The ESSA in Indian Country: Problematizing Self-Determination through the Relationships between Federal, State, and Tribal Governments

Hollie J. Mackey
Educational Administration Quarterly
Resource Type
Acquisition Number
Published Date
12-28-2017 2:53 PM
Published Year
Subscription Only

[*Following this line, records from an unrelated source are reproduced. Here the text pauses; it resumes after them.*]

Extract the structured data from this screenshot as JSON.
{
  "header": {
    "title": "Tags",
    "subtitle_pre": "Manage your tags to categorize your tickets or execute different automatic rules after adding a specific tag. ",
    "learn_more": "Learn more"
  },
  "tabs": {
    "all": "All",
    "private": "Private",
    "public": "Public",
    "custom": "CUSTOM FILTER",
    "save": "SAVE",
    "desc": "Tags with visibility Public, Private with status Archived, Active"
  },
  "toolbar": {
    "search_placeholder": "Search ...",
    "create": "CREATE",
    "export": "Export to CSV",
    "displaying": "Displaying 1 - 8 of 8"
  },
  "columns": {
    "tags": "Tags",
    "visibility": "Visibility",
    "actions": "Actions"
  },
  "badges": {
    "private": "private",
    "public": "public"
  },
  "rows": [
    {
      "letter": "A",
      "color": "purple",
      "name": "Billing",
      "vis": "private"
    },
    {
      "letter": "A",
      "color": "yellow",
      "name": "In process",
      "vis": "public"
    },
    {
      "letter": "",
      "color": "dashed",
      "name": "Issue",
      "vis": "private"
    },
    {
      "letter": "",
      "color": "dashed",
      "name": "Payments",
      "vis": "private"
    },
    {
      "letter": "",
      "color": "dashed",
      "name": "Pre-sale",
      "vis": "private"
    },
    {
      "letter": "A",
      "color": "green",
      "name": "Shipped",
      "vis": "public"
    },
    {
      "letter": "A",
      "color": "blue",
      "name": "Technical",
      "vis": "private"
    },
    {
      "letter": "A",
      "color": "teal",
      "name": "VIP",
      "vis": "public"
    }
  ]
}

Purpose: The purpose of this article is to (a) analyze the potential effects of the new relationship between state and federal governments on tribal sovereignty and self-determination and (b) problematize the devolution of power back to the states as they are entrusted to use the guiding frameworks of Every Student Succeeds Act (ESSA) to ensure educational equity for American Indian and Alaska Native students. Research Methods/Approach: The primary data source is the ESSA supplemented by public reports and resolutions, and recent press releases collected online. The ESSA policy was analyzed through a postcolonial interpretive policy analysis framework informed by Tribal Critical Race Theory. Findings: ESSA amendments improve opportunities in several areas, including State Tribal Education Partnerships and Cooperative Agreements, tribal consultation, Impact Aid, Native language immersion, the Bureau of Indian Education, and Alaska Native education, but these are limited by the lack of tribal self-determination as the law is written. States' interests are prioritized over tribes' interests, and the federal role has been diminished; therefore, fewer safeguards are in place to protect Indian education programs. Implications for Research and Practice: These amendments provide opportunities to conduct policy implementation studies to determine whether or not states are engaging with tribes to strengthen tribal education programs and study leadership perceptions of tribal autonomy and self-determination.
Native American and Alaska Native Children
Federal Policy